Sacrifice is a principle we learn about in the temple. Really, this life is about sacrifice: giving up what we want NOW for what we want MOST, learning to submit our will to God as opposed to following the will of man (which is an “enemy to God”).
I went to the meeting yesterday and one of the things that stood out to me was when one of the attendees talked about how fasting had really helped him focus on what’s most important in his life. If had helped him realize that controlling our bodies leads to controlling our minds.
I want to fast more often and more for specific purposes.
Elder Oaks talk starts out with this quote:
Our lives of service and sacrifice are the most appropriate expressions of our commitment to serve the Master and our fellowmen.
I guess service is a true form of sacrifice too – it’s giving our time to help others. The Savior was the perfect example of service. It seems like He was always “about his Father’s business”. He was always “home teaching” – visiting the sick and afflicted, sharing a message of hope, peace and good will toward all men.
Jesus Christ endured incomprehensible suffering to make Himself a sacrifice for the sins of all. That sacrifice offered the ultimate good—the pure Lamb without blemish—for the ultimate measure of evil—the sins of the entire world.
That sacrifice—the Atonement of Jesus Christ—is at the center of the plan of salvation.
The atonement is what the plan of salvation is all about. All other gospel principles revolve around it.
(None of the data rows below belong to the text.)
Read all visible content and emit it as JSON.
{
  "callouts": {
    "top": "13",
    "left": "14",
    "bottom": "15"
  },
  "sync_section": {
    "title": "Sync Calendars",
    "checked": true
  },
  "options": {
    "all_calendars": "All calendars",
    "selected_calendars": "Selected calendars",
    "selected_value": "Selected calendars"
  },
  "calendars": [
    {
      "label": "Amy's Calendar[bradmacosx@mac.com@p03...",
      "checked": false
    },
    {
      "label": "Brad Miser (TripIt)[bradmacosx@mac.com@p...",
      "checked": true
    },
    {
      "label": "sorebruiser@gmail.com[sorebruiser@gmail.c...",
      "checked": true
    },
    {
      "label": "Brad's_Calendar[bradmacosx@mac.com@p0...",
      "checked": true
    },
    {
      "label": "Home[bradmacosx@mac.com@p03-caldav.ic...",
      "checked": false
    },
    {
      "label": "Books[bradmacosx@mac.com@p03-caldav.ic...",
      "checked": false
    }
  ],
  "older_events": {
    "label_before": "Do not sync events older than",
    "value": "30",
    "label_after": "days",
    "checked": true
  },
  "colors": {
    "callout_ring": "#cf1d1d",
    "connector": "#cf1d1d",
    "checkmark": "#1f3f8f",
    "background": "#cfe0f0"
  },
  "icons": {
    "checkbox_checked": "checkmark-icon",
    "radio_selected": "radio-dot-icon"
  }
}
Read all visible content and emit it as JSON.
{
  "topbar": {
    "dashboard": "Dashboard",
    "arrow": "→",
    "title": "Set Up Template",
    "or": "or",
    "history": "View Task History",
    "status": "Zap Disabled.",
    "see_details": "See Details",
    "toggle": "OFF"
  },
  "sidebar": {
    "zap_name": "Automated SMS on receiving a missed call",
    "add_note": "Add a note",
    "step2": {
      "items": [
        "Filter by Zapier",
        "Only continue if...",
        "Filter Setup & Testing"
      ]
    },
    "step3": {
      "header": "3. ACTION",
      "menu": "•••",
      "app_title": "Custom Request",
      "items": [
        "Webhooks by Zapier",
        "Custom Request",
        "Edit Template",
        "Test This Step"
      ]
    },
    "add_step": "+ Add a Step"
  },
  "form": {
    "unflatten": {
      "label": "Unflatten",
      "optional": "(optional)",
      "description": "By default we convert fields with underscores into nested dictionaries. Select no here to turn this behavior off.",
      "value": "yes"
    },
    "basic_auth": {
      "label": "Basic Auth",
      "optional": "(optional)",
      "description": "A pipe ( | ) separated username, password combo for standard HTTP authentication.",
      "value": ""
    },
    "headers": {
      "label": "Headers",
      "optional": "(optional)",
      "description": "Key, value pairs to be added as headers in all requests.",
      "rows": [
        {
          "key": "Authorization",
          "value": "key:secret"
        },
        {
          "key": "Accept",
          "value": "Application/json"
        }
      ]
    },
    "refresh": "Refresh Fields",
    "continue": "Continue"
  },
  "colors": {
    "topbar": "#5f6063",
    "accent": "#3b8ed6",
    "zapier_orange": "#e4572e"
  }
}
I’ve read quite a bit lately about the attacks the Church is getting because of the attention from the presidential election with Mitt Romney in the running. It’s interesting how other denominations tend to focus on the extreme views of the Church as opposed to our core doctrine – the Jesus lived, taught, suffered, was crucified, and that 3 days later He was resurrected – and that he lives today.
I believe Joseph Smith had a quote about that…
The Prophet Joseph Smith confirmed the Savior’s central role in our doctrine in one definitive sentence: “The fundamental principles of our religion are the testimony of the Apostles and Prophets, concerning Jesus Christ, that He died, was buried, and rose again the third day, and ascended into heaven; and all other things which pertain to our religion are only appendages to it.”7
Elder Oaks goes on to say:
For most followers of Christ, our sacrifices involve what we can do on a day-to-day basis in our ordinary personal lives.
“If any man will come after me, let him deny himself. …
“For whosoever will save his life shall lose it: and whosoever will lose his life for my sake shall find it” (Matthew 16:24–25).
I believe that Latter-day Saints who give unselfish service and sacrifice in worshipful imitation of our Savior adhere to eternal values to a greater extent than any other group of people. Latter-day Saints look on their sacrifices of time and means as a part of their schooling and qualifying for eternity. This is a truth revealed in the Lectures on Faith, which teach that “a religion that does not require the sacrifice of all things never has power sufficient to produce the faith necessary unto life and salvation. … It [is] through this sacrifice, and this only, that God has ordained that men should enjoy eternal life.”13
“Sacrifice brings forth the blessings of heaven…”
I’m grateful for these teachings. I know that when I serve others, I find true joy and want to be a better person. When I’m being selfish and worried about my own happiness, it’s harder to achieve the things I want to achieve.
I had a pretty good day yesterday. I did waste a bit of time looking about pictures from the HS event; however, I was able to stop before wasting too much time. I was able to recognize that I wasn’t headed in the right direction.
I was also able to catch myself before browsing around on Facebook, which felt good.
I’m excited to have a productive day and focus on what’s most important.